A police chief has been told she is undermining the “scale and seriousness” of retail crime after suggesting “prolific” shoplifters should be spared prison.
Hampshire police and crime commissioner Donna Jones said last week that locking up people with “200 shoplifting offences” would not stop them stealing again.
Instead, prison should be reserved for those who are “really violent and dangerous for longer”.
Retailers, unions and trade associations have spent months complaining that police routinely ignore abuse of shop staff.
According to the British Retail Consortium (BRC), just 6 per cent of the daily 455 cases of retail violence are taken to court.
The Federation of Independent Retailers president Stuart Reddish said Jones’ comments were “utterly bewildering and completely out of touch with reality”.
“Apart from the financial impact that shoplifting has on businesses, such incidents often escalate and lead to verbal or physical attacks on shop owners and their staff,” he continued.
“The opinions expressed by Miss Jones completely undermine the work we are doing to highlight the scale and seriousness of these offences.”
Jones also appeared to encourage retailers to pay for criminals’ rehabilitation, noting how the Co-op had footed the bill for drug addicts who had committed hundreds of crimes.
Morrisons has also entered the scheme, while Sainsbury’s and Lidl are understood to be in talks to join.
“I would like to ask Miss Jones how she would react if someone walked into her home and started helping themselves to her possessions,” Reddish said.
“Would she simply send them on their merry way and offer to foot the bill for some kind of rehabilitation?”
Speaking to The Daily Mail, BRC business director Tom Ironside condemned Jones’ “irresponsible” suggestion that “shoplifting should not be treated seriously”.
In June, the Home Affairs Committee said the police should to take a “much stronger stance” on retail crime.

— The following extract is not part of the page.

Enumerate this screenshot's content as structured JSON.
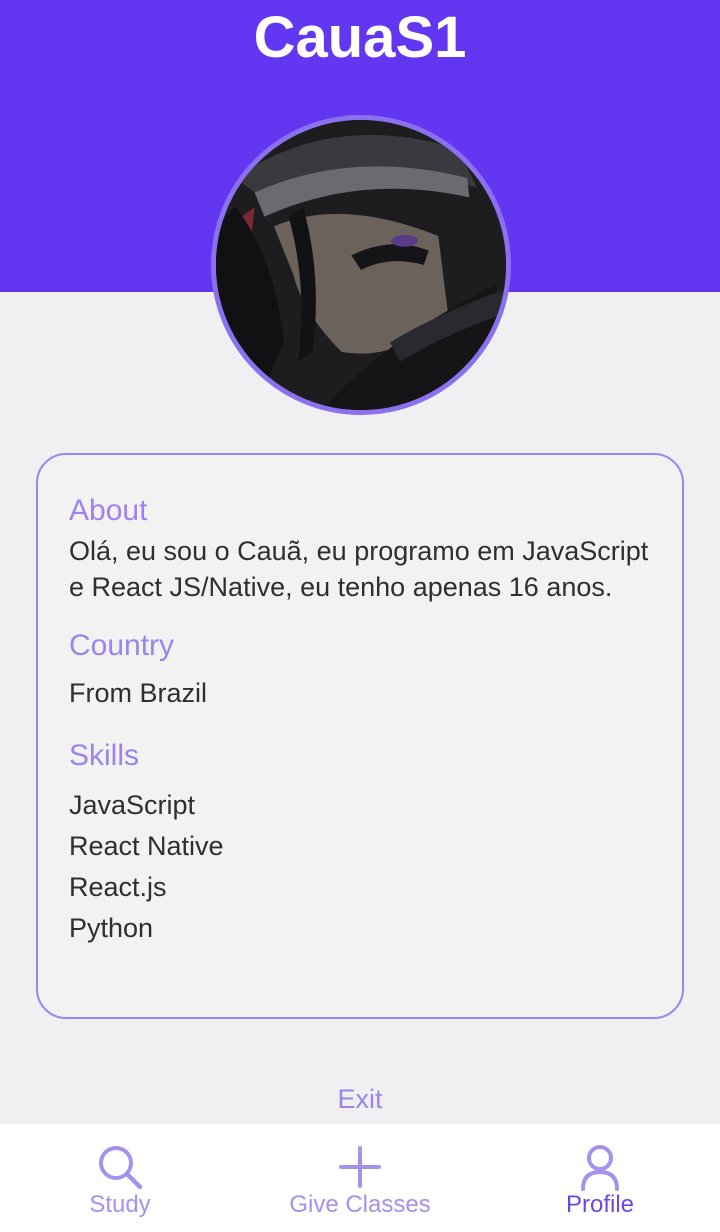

Research shows six in 10 convenience store workers are dissatisfied with the police’s response to repeat offenders in shops.